Part of the burial ground's interesting character also comes from its amorphous shape. Although such amorphousness is often disorienting in older city street patterns where it interferes with navigation and a pedestrian's sense of direction - an experience anyone navigating this section of Boston has surely encountered - here the burial ground is only open to the street on one side and so its charming amorphous shape does not interfere with the strong sense of orientation that this single opening creates. Instead the unusual shape serves as a source of visual interest that gives character and unique identity space precisely because of its peculiarity.

Surrounded by a dense cluster of tall buildings, the undeveloped land of the cemetery stands out as a unique landmark and attests to the unique role that cemeteries can play in older cities to preserve unique and surprising moments of open space even in the densest parts of the city -- a phenomonen which can be similarly observed in New York's West 11th Street Jewish cemetery or St. Paul's Churchyard in New York's district, both of which will be discussed in future posts.

Monday, October 1, 2012

Seagram Building Plaza, New York

The plaza in front of the Seagram Building has all of the formality and grandeur of a Renaissance piazza.
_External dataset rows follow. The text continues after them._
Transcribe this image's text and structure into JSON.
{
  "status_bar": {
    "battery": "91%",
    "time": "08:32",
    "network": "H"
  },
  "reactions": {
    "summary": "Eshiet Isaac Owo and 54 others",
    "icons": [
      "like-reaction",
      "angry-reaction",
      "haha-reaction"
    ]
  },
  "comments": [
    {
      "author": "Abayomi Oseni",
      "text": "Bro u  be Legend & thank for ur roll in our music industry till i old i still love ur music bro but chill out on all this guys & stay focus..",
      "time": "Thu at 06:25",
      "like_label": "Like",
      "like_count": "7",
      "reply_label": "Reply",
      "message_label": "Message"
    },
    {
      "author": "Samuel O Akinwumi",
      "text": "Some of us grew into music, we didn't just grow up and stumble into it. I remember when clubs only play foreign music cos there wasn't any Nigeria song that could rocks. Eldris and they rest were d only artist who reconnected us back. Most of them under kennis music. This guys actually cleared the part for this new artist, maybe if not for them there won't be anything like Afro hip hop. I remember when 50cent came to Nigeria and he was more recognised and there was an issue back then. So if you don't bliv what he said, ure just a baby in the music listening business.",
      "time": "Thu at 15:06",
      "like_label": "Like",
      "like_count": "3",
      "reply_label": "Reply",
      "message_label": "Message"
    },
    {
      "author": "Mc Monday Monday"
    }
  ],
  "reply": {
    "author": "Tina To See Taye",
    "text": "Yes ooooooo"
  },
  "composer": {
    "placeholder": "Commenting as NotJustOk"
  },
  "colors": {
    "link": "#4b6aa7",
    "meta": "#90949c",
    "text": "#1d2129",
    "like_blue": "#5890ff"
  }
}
By setting his massive bronze-tinted tower back from Park Avenue to create a corporate plaza -- an avant-garde idea when it was completed in 1958 -- architect Mies van der Rohe created an opportunity for a grand square bookmarked on either end by monumental structures. His own monolithic tower anchors one side, while the grand Charles McKim-designed Renaissance revival Racquet and Tennis Club building serves as a similarly monumental focal point on the other side.

However, the ultimate success of this space comes from the architectural and kinetic dynamism that adds vibrancy to this balanced formal composition of urban space. The Seagram Building's glassiness and dark color are complemented by the opaque pale masonry of the Racquet and Tennis Club. Both buildings have facades that are carefully organized into static, orderly geometric patterns; yet the classical quoins and rustication of the Racquet and Tennis Club are offset by the minimalist steal facade of the Seagram Building. Moreover, with busy Park Avenue cutting across one side of the plaza, there is a strong sense of movement through the space in both a physical sense and a visual sense, taking into consideration the linear views that this bisecting avenue opens up. In one direction there is a monumental view towards the iconic New York Central Building in front of the Met Life Tower, and in the other direction is another iconic view down an endless canyon of Midtown high-rises.